Five more episodes to go, after which its “feminist” writer (his word, not mine), Allan Cubitt, should pull the plug on it at last. Plus: Damned.

It is with much weariness that I return to The Fall (Thursdays, 9pm), the creepy drama that still doesn’t know whether it wants to be a horror-fest or a love story. I’ve written in the past about what I regard as its basic misogyny – to sum up, it seems to me to make a fetish of the violence committed against women, a preoccupation it pathetically tries to disguise by dint of its main character being a female detective – and I don’t propose to return to that theme now. However, in its early days, it was at least moderately gripping. Now, though, it appears to be recovering from some kind of nervous breakdown. If in series two the plot was wobbling all over the place, series three has misplaced the idea of drama altogether. Nothing is happening. At all.

To recap: at the end of the last series, Paul Spector, aka the Belfast Strangler (Jamie Dornan), had been shot while in police custody, somewhat improbably by a man who blames him for the demise of his marriage (oh, that Spector were only responsible for breaking up a few relationships). On the plus side for his supposed nemesis, DSI Stella Gibson (Gillian Anderson), before he fell he led them to Rose Stagg, the ex-girlfriend he’d locked in the boot of a car some days previously, and she is going to live. On the minus side, Spector’s injuries are so bad, it’s touch and go whether he’ll survive, and so Gibson may never see him brought to justice. Of course, the word “justice” is something of a red herring here.

The real reason she wants Spector to live is more dubious. As she stared at his body in the ICU, all tubes and monitors, her expression was so obviously sexual – her mouth opened, and stayed that way, as her eyes ran over every part of his body – that I half expected her to reach out and stroke him. Just in time for this nocturnal visit, she’d slipped into another of her slinky silk blouses that look like poured cream. (Moments earlier – think Jackie Kennedy in 1963 – she’d still been covered in her love object’s blood.)

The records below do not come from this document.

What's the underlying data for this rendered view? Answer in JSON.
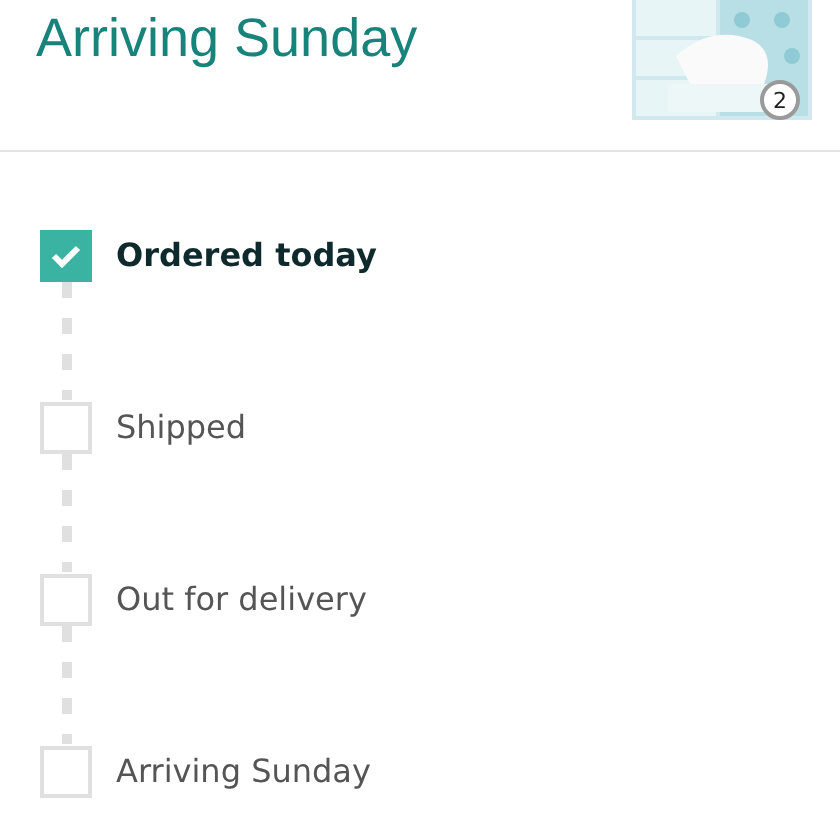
{
  "header": {
    "title": "Arriving Sunday",
    "product": {
      "kind": "picture",
      "quantity": "2"
    }
  },
  "steps": [
    {
      "label": "Ordered today",
      "checked": true
    },
    {
      "label": "Shipped",
      "checked": false
    },
    {
      "label": "Out for delivery",
      "checked": false
    },
    {
      "label": "Arriving Sunday",
      "checked": false
    }
  ]
}
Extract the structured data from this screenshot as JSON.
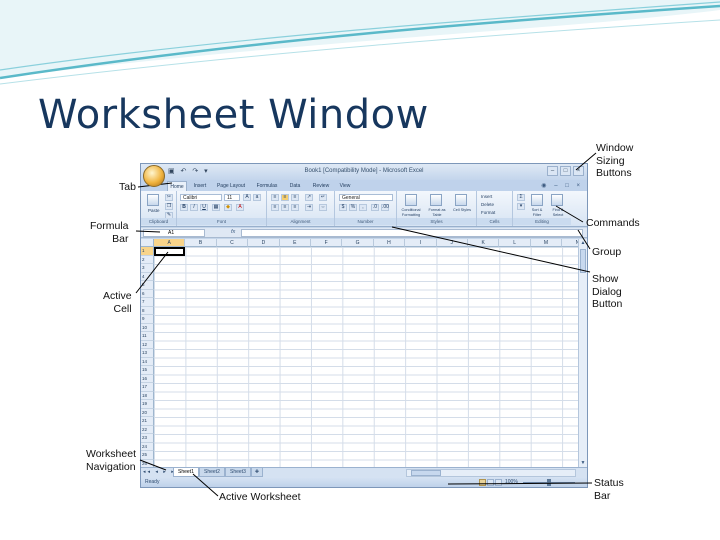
{
  "slide": {
    "title": "Worksheet Window"
  },
  "excel": {
    "window_title": "Book1 [Compatibility Mode] - Microsoft Excel",
    "window_controls": [
      "–",
      "□",
      "×"
    ],
    "qat": "▣ ↶ ↷ ▾",
    "tabs": [
      "Home",
      "Insert",
      "Page Layout",
      "Formulas",
      "Data",
      "Review",
      "View"
    ],
    "help_icons": "◉ – □ ×",
    "ribbon_groups": [
      "Clipboard",
      "Font",
      "Alignment",
      "Number",
      "Styles",
      "Cells",
      "Editing"
    ],
    "font_name": "Calibri",
    "font_size": "11",
    "number_format": "General",
    "paste_label": "Paste",
    "styles_buttons": [
      "Conditional Formatting",
      "Format as Table",
      "Cell Styles"
    ],
    "cells_buttons": [
      "Insert",
      "Delete",
      "Format"
    ],
    "editing_buttons": [
      "Sort & Filter",
      "Find & Select"
    ],
    "name_box": "A1",
    "fx": "fx",
    "columns": [
      "A",
      "B",
      "C",
      "D",
      "E",
      "F",
      "G",
      "H",
      "I",
      "J",
      "K",
      "L",
      "M",
      "N",
      "O"
    ],
    "rows": [
      "1",
      "2",
      "3",
      "4",
      "5",
      "6",
      "7",
      "8",
      "9",
      "10",
      "11",
      "12",
      "13",
      "14",
      "15",
      "16",
      "17",
      "18",
      "19",
      "20",
      "21",
      "22",
      "23",
      "24",
      "25",
      "26"
    ],
    "sheet_nav": "◂◂ ◂ ▸ ▸▸",
    "sheets": [
      "Sheet1",
      "Sheet2",
      "Sheet3"
    ],
    "status": "Ready",
    "zoom": "100%"
  },
  "callouts": {
    "tab": "Tab",
    "formula_bar": "Formula\nBar",
    "active_cell": "Active\nCell",
    "worksheet_navigation": "Worksheet\nNavigation",
    "active_worksheet": "Active Worksheet",
    "window_sizing": "Window\nSizing\nButtons",
    "commands": "Commands",
    "group": "Group",
    "show_dialog": "Show\nDialog\nButton",
    "status_bar": "Status\nBar"
  },
  "colors": {
    "title": "#17375e",
    "window_frame": "#c5d6ea",
    "active_header": "#f8d48a",
    "swoosh": "#4fb8c9"
  }
}
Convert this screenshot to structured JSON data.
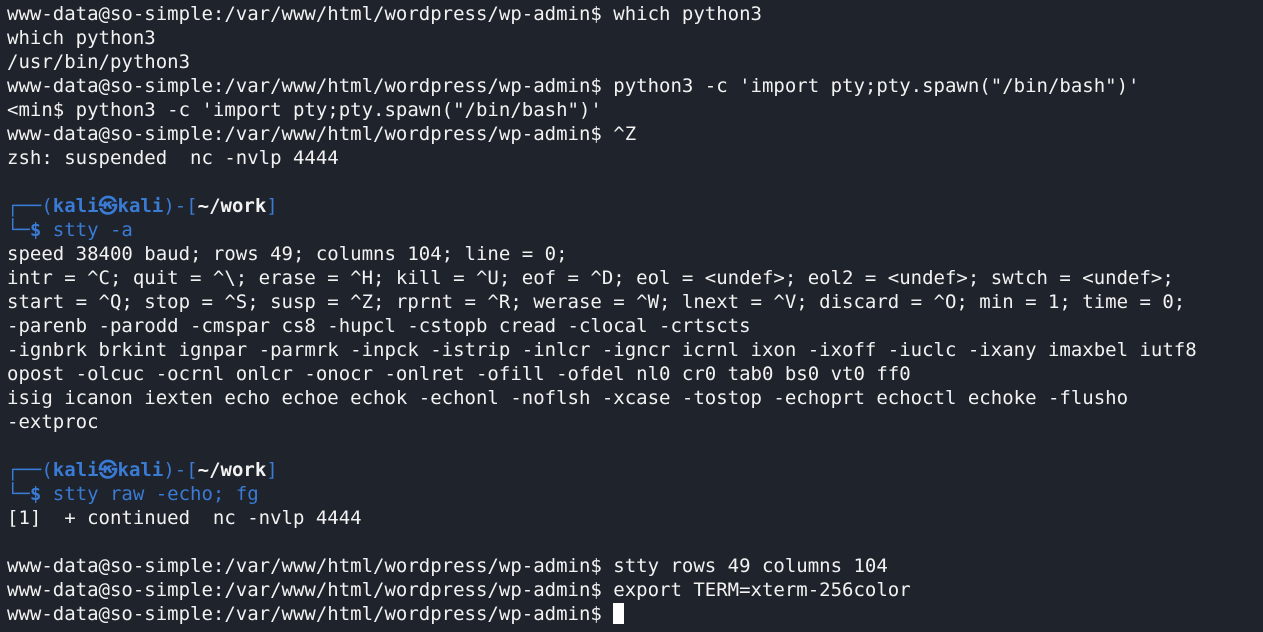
{
  "terminal": {
    "block1": [
      "www-data@so-simple:/var/www/html/wordpress/wp-admin$ which python3",
      "which python3",
      "/usr/bin/python3",
      "www-data@so-simple:/var/www/html/wordpress/wp-admin$ python3 -c 'import pty;pty.spawn(\"/bin/bash\")'",
      "<min$ python3 -c 'import pty;pty.spawn(\"/bin/bash\")'",
      "www-data@so-simple:/var/www/html/wordpress/wp-admin$ ^Z",
      "zsh: suspended  nc -nvlp 4444"
    ],
    "prompt1": {
      "corner_top": "┌──(",
      "user": "kali",
      "at": "㉿",
      "host": "kali",
      "close_mid": ")-[",
      "dir": "~/work",
      "close_end": "]",
      "corner_bottom": "└─",
      "dollar": "$ ",
      "cmd": "stty",
      "args": " -a"
    },
    "block2": [
      "speed 38400 baud; rows 49; columns 104; line = 0;",
      "intr = ^C; quit = ^\\; erase = ^H; kill = ^U; eof = ^D; eol = <undef>; eol2 = <undef>; swtch = <undef>;",
      "start = ^Q; stop = ^S; susp = ^Z; rprnt = ^R; werase = ^W; lnext = ^V; discard = ^O; min = 1; time = 0;",
      "-parenb -parodd -cmspar cs8 -hupcl -cstopb cread -clocal -crtscts",
      "-ignbrk brkint ignpar -parmrk -inpck -istrip -inlcr -igncr icrnl ixon -ixoff -iuclc -ixany imaxbel iutf8",
      "opost -olcuc -ocrnl onlcr -onocr -onlret -ofill -ofdel nl0 cr0 tab0 bs0 vt0 ff0",
      "isig icanon iexten echo echoe echok -echonl -noflsh -xcase -tostop -echoprt echoctl echoke -flusho",
      "-extproc"
    ],
    "prompt2": {
      "corner_top": "┌──(",
      "user": "kali",
      "at": "㉿",
      "host": "kali",
      "close_mid": ")-[",
      "dir": "~/work",
      "close_end": "]",
      "corner_bottom": "└─",
      "dollar": "$ ",
      "cmd": "stty",
      "args": " raw -echo; fg"
    },
    "block3": [
      "[1]  + continued  nc -nvlp 4444"
    ],
    "block4": [
      "www-data@so-simple:/var/www/html/wordpress/wp-admin$ stty rows 49 columns 104",
      "www-data@so-simple:/var/www/html/wordpress/wp-admin$ export TERM=xterm-256color"
    ],
    "last_prompt": "www-data@so-simple:/var/www/html/wordpress/wp-admin$ ",
    "colors": {
      "background": "#1f232b",
      "foreground": "#f2f2f2",
      "kali_prompt": "#3a7bd5"
    }
  }
}
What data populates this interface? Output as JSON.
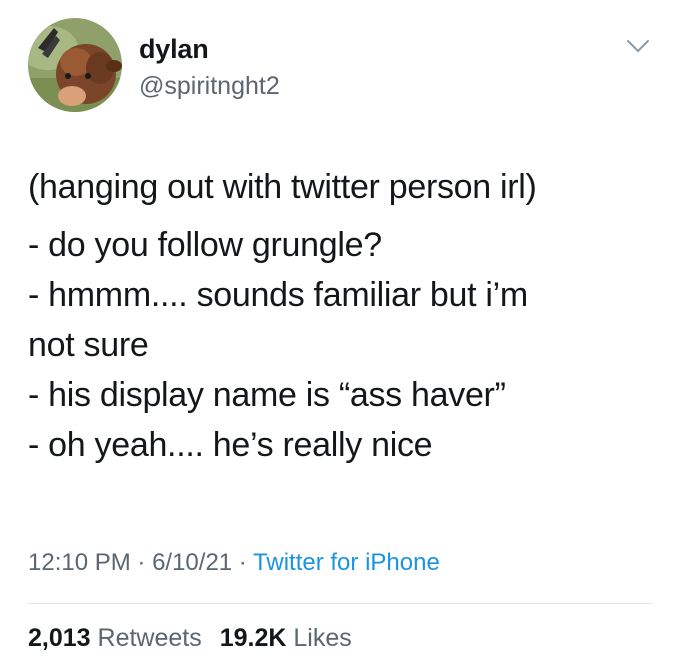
{
  "user": {
    "display_name": "dylan",
    "handle": "@spiritnght2",
    "avatar_icon": "cow-avatar-icon"
  },
  "tweet": {
    "lines": [
      "(hanging out with twitter person irl)",
      "- do you follow grungle?",
      "- hmmm.... sounds familiar but i’m",
      "not sure",
      "- his display name is “ass haver”",
      "- oh yeah.... he’s really nice"
    ]
  },
  "meta": {
    "time": "12:10 PM",
    "separator": " · ",
    "date": "6/10/21",
    "source": "Twitter for iPhone"
  },
  "stats": {
    "retweets_count": "2,013",
    "retweets_label": "Retweets",
    "likes_count": "19.2K",
    "likes_label": "Likes"
  },
  "colors": {
    "text": "#14171a",
    "secondary": "#5b6670",
    "link": "#1b95e0"
  }
}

The entire episode took place at the hospital, police procedural having morphed suddenly into Bodies or Cardiac Arrest. Except, this was so much more boring and cliché-bound than those excellent series – and so badly in need of their verisimilitude. When I watch The Fall, I’m all questions. Why doesn’t Stella ever tie her hair back? And why does she always wear high heels, even when trying to apprehend criminals? For how much longer will the presumably cash-strapped Police Service of Northern Ireland allow her to live in a posh hotel? Above all, I find myself thinking: why has this series been so acclaimed? First it was nasty, and then it was only bad. Five more episodes to go, after which its “feminist” writer (his word, not mine), Allan Cubitt, should join Gibson in the ICU, where together they can ceremonially pull the plug on it at last.

Can Jo Brand do for social workers in her new comedy, Damned, what she did a few years ago for geriatric nurses in the brilliant Getting On? I expect she probably can, even though this Channel 4 series (Tuesdays, 10pm), co-written with Morwenna Banks and Will Smith, does have an awfully inky heart. Hungry children, drug-addict parents, a man who can go nowhere without his oxygen tank: all three were present and correct when Rose (Brand) went to visit a client who turned out to be a woman who, long ago, had nicked her (Rose’s) boyfriend. Ha ha? Boohoo, more like.

Damned is basically The Office with added family dysfunction. Al (Alan Davies) is a hen-pecked wimp, Nitin (Himesh Patel) is a snitch, and Nat (Isy Suttie) is the stupidest and most annoying temp in the Western world. This lot have two bosses: Martin (Kevin Eldon), a kindly widower, and Denise (Georgie Glen), the cost-cutting line manager from hell. And Rose has a plonker of an ex-husband, Lee (Nick Hancock). “I’ve been invited to the Cotswolds for the weekend,” he told her, trying to wriggle out of looking after the children. “Is that why you look like a knob?” she replied.

Jerky camerawork, naturalistic acting, a certain daring when it comes to jokes about, say, race: these things are pretty familiar by now, but I like it all the same.

Rachel Cooke trained as a reporter on The Sunday Times. She is now a writer at The Observer. In the 2006 British Press Awards, she was named Interviewer of the Year.

This article first appeared in the 29 September 2016 issue of the New Statesman, May’s new Tories